Copy link to clipboard

Copied

Probably both.

 

Try shutting down both Ps and Chrome while using LrC for a while and see if that makes any difference.

 

What are you doing in LrC when this happens? Importing, Editing (using the Adjustments Brush?)?

Likes

Translate

Translate

Report

Report
Community Guidelines
Be kind and respectful, give credit to the original source of content, and search for duplicates before posting. Learn more
Reply
Loading...
Aug 22, 2020 1
Adobe Community Professional ,
Aug 23, 2020

Copy link to clipboard

Copied

Not sure of the exact cause, but here are some thoughts. 

 

  • If the Mac is so new that it’s only a day or two old, macOS may still be doing background setup routines such as building the initial Spotlight search index of everything on the computer. Those first-time setup routines use CPU in the background in addition to whatever you are doing in the foreground, and that temporarily reduces battery life. 
  • If you are using a 16-inch MacBook Pro, it has both integrated and discrete graphics. Discrete graphics is great for performance, but battery life is always lower when the MacBook Pro automatically switches to discrete graphics. And Lightroom Classic, Photoshop, and Chrome have one thing in common: They all make discrete graphics turn on, because they all take advantage of it. If you want Chrome to save battery by avoiding discrete graphics, you can go into its Advaned > System preferences and disable hardware graphics acceleration. 
  • A MacBook Pro is rated for around 10 hours battery, but that’s based on what Apple calls a “wireless web” test with the display at 50% brightness. If you run applications that hit the CPU and graphics a lot harder than the Safari web browser does, and if your display is brighter than 50%, you should expect far less battery life than 10 hours. 

 

I do think 2 hours seems a little too low. But again, that depends on what was going on. For example, if you just installed a bunch of applications (that tends to use a lot of CPU), and you just poured several hundred images into Lightroom Classic with preview generation turned on so that it will employ all CPU cores to build previews for every image, than sure, I would expect 2 hours of battery life because the laptop has been asked to do a series of energy-intensive tasks.

 

But once initial setup tasks have completed and you settle into a more normal daily routine, you might expect to get more like 4-7 hours of battery life when you run applications that use the CPU and graphics heavily. When just doing email/web, you may get 10 hours or more because they will not stress the CPU or graphics very much.

 

If you really want to know what is eating your battery, open Activity Monitor (in your Utilities folder) and look at the Energy tab. Check the Energy Impact and 12 Hr Power columns to find out who the top energy consumers are. In a few days, see if things have settled down and check the Energy tab again to find out the more typical energy usage of your applications.

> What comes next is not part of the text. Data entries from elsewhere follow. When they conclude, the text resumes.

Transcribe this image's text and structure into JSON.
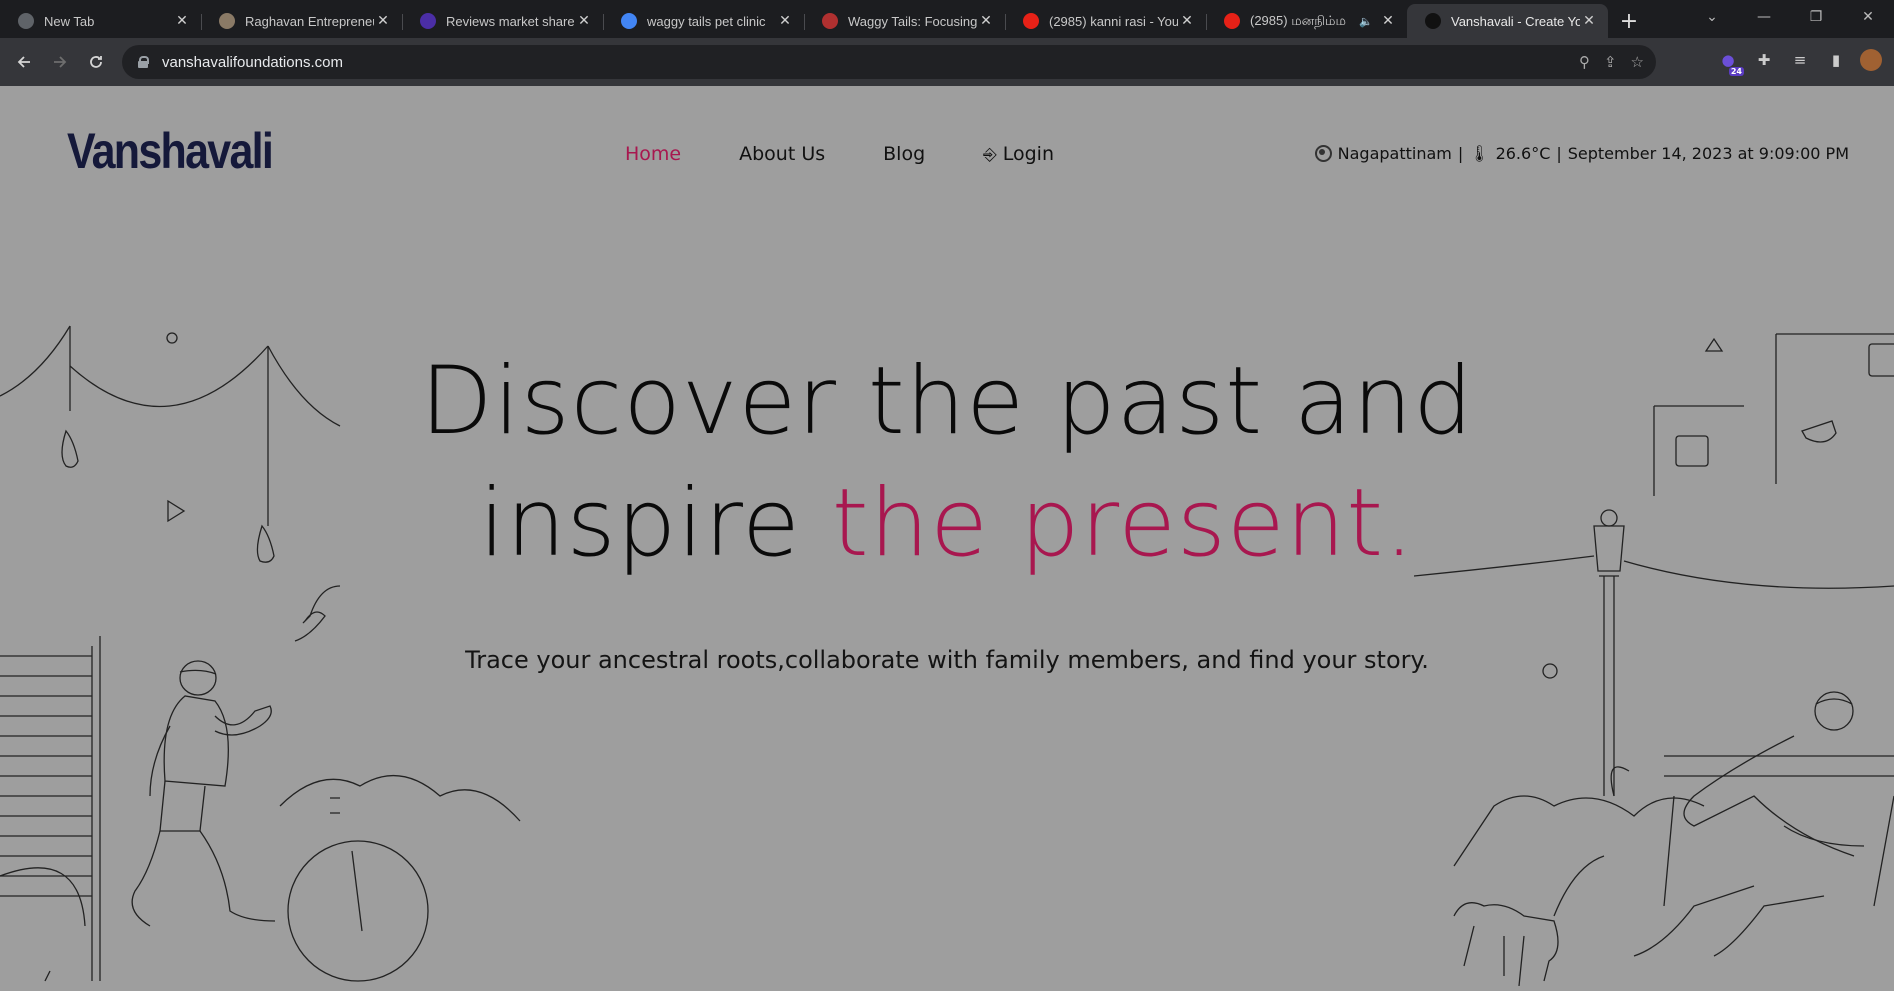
{
  "browser": {
    "tabs": [
      {
        "title": "New Tab",
        "favicon": "chrome-icon",
        "color": "#5f6368",
        "active": false
      },
      {
        "title": "Raghavan Entrepreneur",
        "favicon": "raghavan-icon",
        "color": "#8a7a66",
        "active": false
      },
      {
        "title": "Reviews market share",
        "favicon": "hexagon-icon",
        "color": "#4b2ea6",
        "active": false
      },
      {
        "title": "waggy tails pet clinic",
        "favicon": "google-icon",
        "color": "#4285f4",
        "active": false
      },
      {
        "title": "Waggy Tails: Focusing",
        "favicon": "waggy-icon",
        "color": "#b03030",
        "active": false
      },
      {
        "title": "(2985) kanni rasi - You",
        "favicon": "youtube-icon",
        "color": "#e62117",
        "active": false
      },
      {
        "title": "(2985) மனநிம்ம",
        "favicon": "youtube-icon",
        "color": "#e62117",
        "active": false,
        "audio": "🔈"
      },
      {
        "title": "Vanshavali - Create Yo",
        "favicon": "vanshavali-icon",
        "color": "#111111",
        "active": true
      }
    ],
    "new_tab_symbol": "+",
    "url": "vanshavalifoundations.com",
    "extension_badge": "24"
  },
  "site": {
    "logo": "Vanshavali",
    "nav": {
      "home": "Home",
      "about": "About Us",
      "blog": "Blog",
      "login": "Login"
    },
    "info": {
      "location": "Nagapattinam",
      "temperature": "26.6°C",
      "datetime": "September 14, 2023 at 9:09:00 PM",
      "separator": "|"
    },
    "hero": {
      "line1": "Discover the past and",
      "line2_plain": "inspire ",
      "line2_accent": "the present.",
      "subtitle": "Trace your ancestral roots,collaborate with family members, and find your story."
    },
    "colors": {
      "accent": "#a8174f",
      "background": "#9e9e9e",
      "logo": "#15193a"
    }
  }
}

Likes

Translate

Translate

Report

Report
Community Guidelines
Be kind and respectful, give credit to the original source of content, and search for duplicates before posting. Learn more
Reply
Loading...
Aug 23, 2020 0
Jao_vdL LATEST
Adobe Community Professional ,
Aug 23, 2020

Copy link to clipboard

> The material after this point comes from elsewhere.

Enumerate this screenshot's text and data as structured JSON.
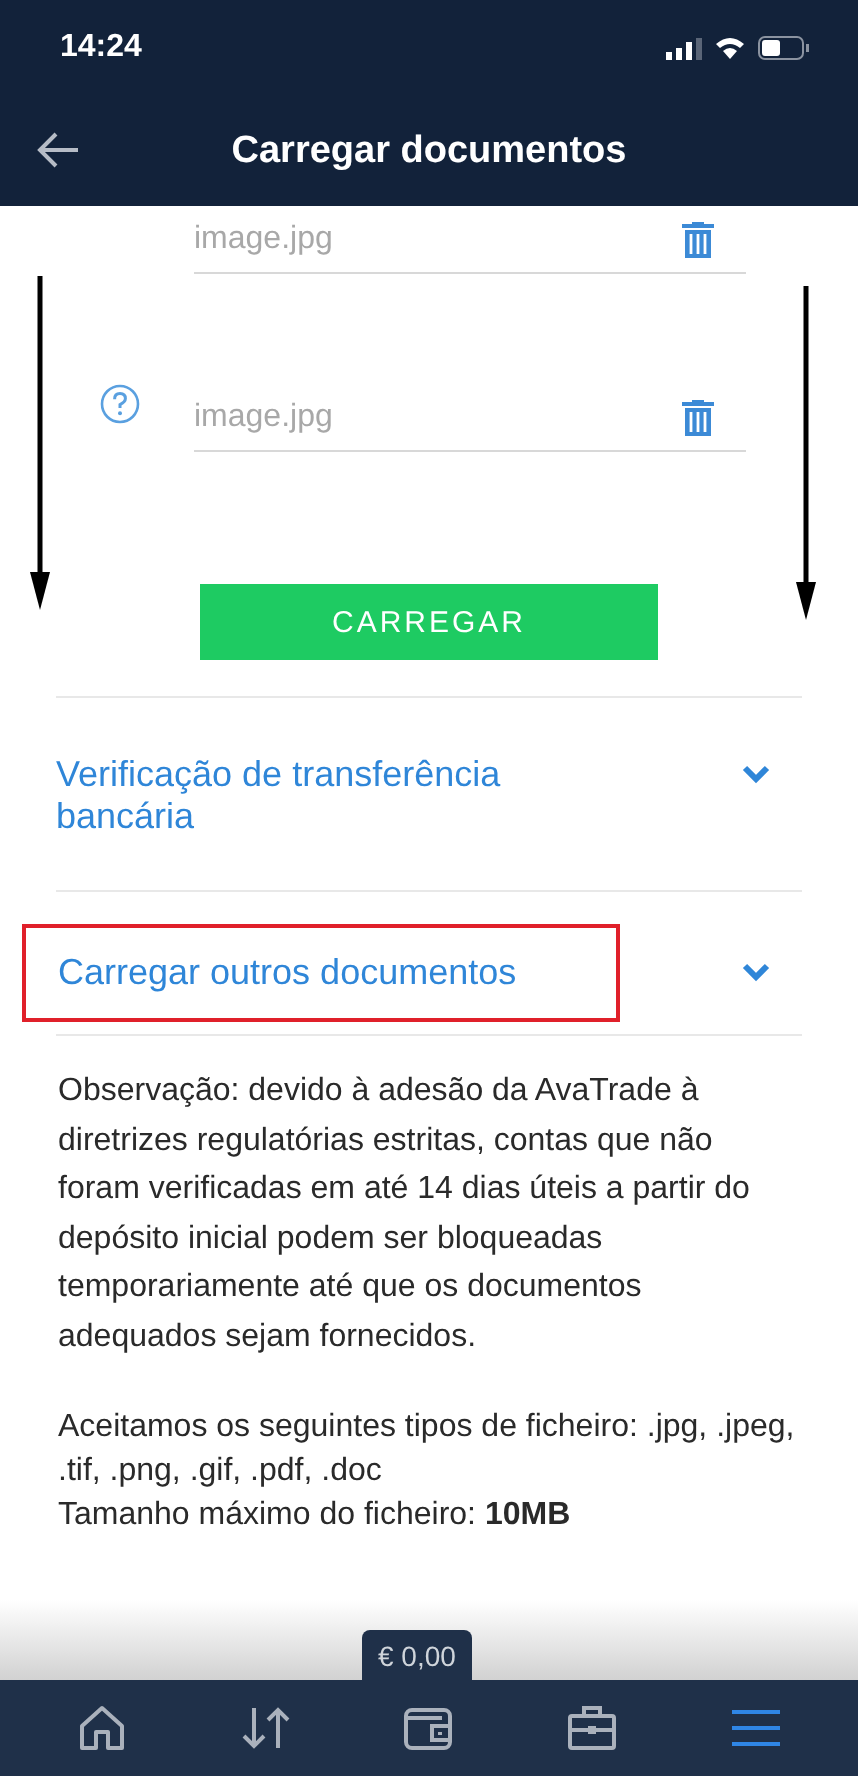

Copied

Chrome is a well known battery hog on all platforms. They coded mostly for speed and ignored energy efficiency completely. So definitely try it without. That csaid, 2 hours is not strange depending on what you are doing. If you are doing lots of editing with brushes and such and generatong previews in the background, you'll hear the fan going nuts and draining your battery quickly. This is just the reality of doing very compute intensive tasks. To check open up activity monitor as conrad advises and select all processes and sort for CPU usage. Which process(es) are taking up the bulk of the CPU?

It's also possiblee for sure the machine is still indexing indeed. You can see that in activity monitor if you have a bunch od md worker processes up high in CPU. That will stop after a while.

 

Don't disable the battery health option. It will not help for this. 

Likes

Translate

Translate

Report

Report
Community Guidelines
Be kind and respectful, give credit to the original source of content, and search for duplicates before posting. Learn more
Reply
Loading...
Aug 23, 2020 0